OBJECTIVES:: To examine the association of homocysteine with cognitive functioning in very elderly community-dwelling individuals (80 years or older). Methods: Two hundred twenty-eight nondemented community-dwelling individuals were assessed with a broad neuropsychological battery. Bloods were drawn to measure homocysteine, serum vitamin B12, and folate levels and APOE genotype. Results: Higher homocysteine levels were associated with poorer executive-language functioning scores (r =-0.311). The association persisted when serum B12 and folate levels were controlled for (r =-0.308). Homocysteine levels were not associated with memory score (r = 0.120). Conclusions: In very elderly, nondemented community dwellers, high homocysteine levels are associated with poorer executive-language functioning but not with memory.
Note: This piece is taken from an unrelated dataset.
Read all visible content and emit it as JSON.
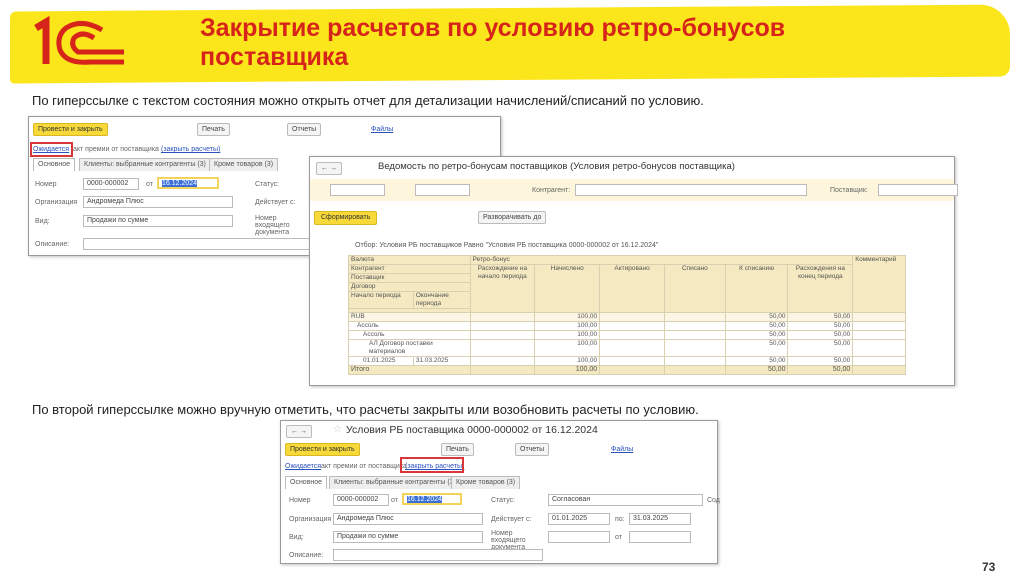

This possible differential effect of homocysteine on cognitive functions suggests that it may affect only specific brain regions or mechanisms underlying healthy executive functioning.
- Cognitive performance